### Aim of the exercise
Would you write out all of the data exactly as it appears below?

--------------------------------------------------

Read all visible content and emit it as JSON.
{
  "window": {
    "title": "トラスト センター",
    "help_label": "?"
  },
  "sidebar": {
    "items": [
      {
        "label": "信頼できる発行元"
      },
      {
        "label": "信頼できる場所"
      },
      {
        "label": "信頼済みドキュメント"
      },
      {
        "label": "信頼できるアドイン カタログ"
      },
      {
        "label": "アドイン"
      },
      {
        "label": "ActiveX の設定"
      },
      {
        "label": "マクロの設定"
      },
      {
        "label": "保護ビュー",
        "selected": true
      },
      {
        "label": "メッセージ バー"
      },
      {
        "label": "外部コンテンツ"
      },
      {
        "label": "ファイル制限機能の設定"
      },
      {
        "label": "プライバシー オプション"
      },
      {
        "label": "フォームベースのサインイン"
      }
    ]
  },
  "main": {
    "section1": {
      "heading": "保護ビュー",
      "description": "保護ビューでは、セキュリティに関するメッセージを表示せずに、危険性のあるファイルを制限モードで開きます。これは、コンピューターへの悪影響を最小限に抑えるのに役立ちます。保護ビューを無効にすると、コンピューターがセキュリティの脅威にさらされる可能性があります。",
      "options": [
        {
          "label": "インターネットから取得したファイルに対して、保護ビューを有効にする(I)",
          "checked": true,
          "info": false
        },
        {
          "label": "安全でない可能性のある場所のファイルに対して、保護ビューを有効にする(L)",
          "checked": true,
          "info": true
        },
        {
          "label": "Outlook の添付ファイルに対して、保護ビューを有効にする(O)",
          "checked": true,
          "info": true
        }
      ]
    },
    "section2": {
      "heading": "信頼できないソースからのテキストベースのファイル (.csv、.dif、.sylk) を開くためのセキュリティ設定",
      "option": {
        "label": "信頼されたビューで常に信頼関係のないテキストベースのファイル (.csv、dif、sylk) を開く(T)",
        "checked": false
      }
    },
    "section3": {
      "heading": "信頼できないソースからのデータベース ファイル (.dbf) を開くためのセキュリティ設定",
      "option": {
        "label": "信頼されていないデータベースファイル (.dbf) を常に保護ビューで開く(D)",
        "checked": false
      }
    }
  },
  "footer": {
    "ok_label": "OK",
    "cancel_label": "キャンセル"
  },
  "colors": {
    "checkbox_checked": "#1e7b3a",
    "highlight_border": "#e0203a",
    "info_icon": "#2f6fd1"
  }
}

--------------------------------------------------

### Exercise response
Read all visible content and emit it as JSON.
{
  "window": {
    "title": "トラスト センター",
    "help_label": "?"
  },
  "sidebar": {
    "items": [
      {
        "label": "信頼できる発行元"
      },
      {
        "label": "信頼できる場所"
      },
      {
        "label": "信頼済みドキュメント"
      },
      {
        "label": "信頼できるアドイン カタログ"
      },
      {
        "label": "アドイン"
      },
      {
        "label": "ActiveX の設定"
      },
      {
        "label": "マクロの設定"
      },
      {
        "label": "保護ビュー",
        "selected": true
      },
      {
        "label": "メッセージ バー"
      },
      {
        "label": "外部コンテンツ"
      },
      {
        "label": "ファイル制限機能の設定"
      },
      {
        "label": "プライバシー オプション"
      },
      {
        "label": "フォームベースのサインイン"
      }
    ]
  },
  "main": {
    "section1": {
      "heading": "保護ビュー",
      "description": "保護ビューでは、セキュリティに関するメッセージを表示せずに、危険性のあるファイルを制限モードで開きます。これは、コンピューターへの悪影響を最小限に抑えるのに役立ちます。保護ビューを無効にすると、コンピューターがセキュリティの脅威にさらされる可能性があります。",
      "options": [
        {
          "label": "インターネットから取得したファイルに対して、保護ビューを有効にする(I)",
          "checked": true,
          "info": false
        },
        {
          "label": "安全でない可能性のある場所のファイルに対して、保護ビューを有効にする(L)",
          "checked": true,
          "info": true
        },
        {
          "label": "Outlook の添付ファイルに対して、保護ビューを有効にする(O)",
          "checked": true,
          "info": true
        }
      ]
    },
    "section2": {
      "heading": "信頼できないソースからのテキストベースのファイル (.csv、.dif、.sylk) を開くためのセキュリティ設定",
      "option": {
        "label": "信頼されたビューで常に信頼関係のないテキストベースのファイル (.csv、dif、sylk) を開く(T)",
        "checked": false
      }
    },
    "section3": {
      "heading": "信頼できないソースからのデータベース ファイル (.dbf) を開くためのセキュリティ設定",
      "option": {
        "label": "信頼されていないデータベースファイル (.dbf) を常に保護ビューで開く(D)",
        "checked": false
      }
    }
  },
  "footer": {
    "ok_label": "OK",
    "cancel_label": "キャンセル"
  },
  "colors": {
    "checkbox_checked": "#1e7b3a",
    "highlight_border": "#e0203a",
    "info_icon": "#2f6fd1"
  }
}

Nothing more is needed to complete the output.